But no matter what Flynn did, it is simply not the role of the deep state to target a man working in one of the political branches of the government by dishing to reporters about information it has gathered clandestinely. It is the role of elected members of Congress to conduct public investigations of alleged wrongdoing by public officials.

What if Congress won’t act? What if both the Senate and the House of Representatives are held by the same party as the president and members of both chambers are reluctant to cross a newly elected head of the executive branch who enjoys overwhelming approval of his party’s voters? In such a situation — our situation — shouldn’t we hope the deep state will rise up to act responsibly to take down a member of the administration who may have broken the law?

The answer is an unequivocal no.

In a liberal democracy, how things happen is often as important as what happens. Procedures matter. So do rules and public accountability.

That hasn’t been the case for eight years. This is just a continuation, likely by the same people.

[Update a while later]

The Empire strikes back:

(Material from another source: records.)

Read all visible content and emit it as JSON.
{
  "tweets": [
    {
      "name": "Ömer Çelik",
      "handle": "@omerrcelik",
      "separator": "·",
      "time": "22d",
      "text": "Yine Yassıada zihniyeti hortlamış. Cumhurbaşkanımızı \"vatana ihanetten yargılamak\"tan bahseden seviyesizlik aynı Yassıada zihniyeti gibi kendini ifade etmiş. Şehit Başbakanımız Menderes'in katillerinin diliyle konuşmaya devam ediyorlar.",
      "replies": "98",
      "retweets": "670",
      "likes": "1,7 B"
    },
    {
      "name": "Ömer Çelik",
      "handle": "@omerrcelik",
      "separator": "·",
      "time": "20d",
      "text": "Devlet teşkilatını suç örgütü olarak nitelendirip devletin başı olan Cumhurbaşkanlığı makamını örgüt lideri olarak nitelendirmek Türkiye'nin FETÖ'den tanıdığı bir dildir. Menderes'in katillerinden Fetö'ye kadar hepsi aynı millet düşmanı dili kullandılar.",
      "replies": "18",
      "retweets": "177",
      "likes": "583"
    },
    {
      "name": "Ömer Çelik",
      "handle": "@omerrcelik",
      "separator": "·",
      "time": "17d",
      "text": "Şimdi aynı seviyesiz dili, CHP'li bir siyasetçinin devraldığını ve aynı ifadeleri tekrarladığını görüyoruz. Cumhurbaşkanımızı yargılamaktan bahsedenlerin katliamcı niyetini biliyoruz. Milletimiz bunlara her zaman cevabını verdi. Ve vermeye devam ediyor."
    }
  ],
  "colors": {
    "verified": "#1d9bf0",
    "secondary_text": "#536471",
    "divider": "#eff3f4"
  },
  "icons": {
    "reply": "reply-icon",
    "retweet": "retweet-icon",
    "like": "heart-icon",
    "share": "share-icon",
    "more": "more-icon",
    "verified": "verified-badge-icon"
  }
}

Welcome to the Deep State, the democracy-sapping embeds at the heart of our democracy who have not taken the expulsion of the Permanent Bipartisan Fusion Party lightly. They realize that the Trump administration poses a mortal threat to their hegemony, and so have enlisted an army of Democrats, some Republicans, the “neverTrumpumpkin” conservative die-hards, leftist thugs, Black Lives Matter and anybody else they can blackmail, browbeat or enlist. They mean business.

Time for a rebel alliance. I hope Pompeo doesn’t have anything that can be used against him. But I fear that these people are morally capable of manufacturing things.

Federal Bureaucrats

…are disconsolate over the repeal of their regulations.

Good.

[Update a while later]

This is an amusing argument. And by “amusing,” I mean stupid:

Pizarchik is already working on ideas to write a new version of the stream rule under a future president, though he declined to share any details. He also hinted someone could mount a constitutional challenge to the review act itself, which critics have long argued tramples on the separation of powers.

“I believe there’s a good chance that, in a legal challenge, that a court will overturn Congress’ actions here as an unconstitutional usurpation of the executive branch’s powers,” he said.

So let me get this straight. He thinks that Congress repealing a rule arising from a law passed by Congress, per another law passed by Congress, is a usurpation of the executive branch’s powers? Hokay…

Do you know what’s a real usurpation of separation of powers? Unelected and unaccountable bureaucrats taking over the legislative function through rule making.

[Update a few minutes later]

As a (female) friend told me last week in DC, I bathe in and drink their tears every night:

“It’s almost a sense of dread, as in, what will happen to us,” said Gabrielle Martin, a trial lawyer and 30-year veteran at the Denver office of the Equal Employment Opportunity Commission, where colleagues now share daily, grim predictions about the fate of their jobs under Mr. Trump’s leadership.

“It’s like the movie music when the shark is coming,” Ms. Martin said, referring to “Jaws,” the 1975 thriller. “People are just wary — is the shark going to come up out of the water?”

Very soon, I hope.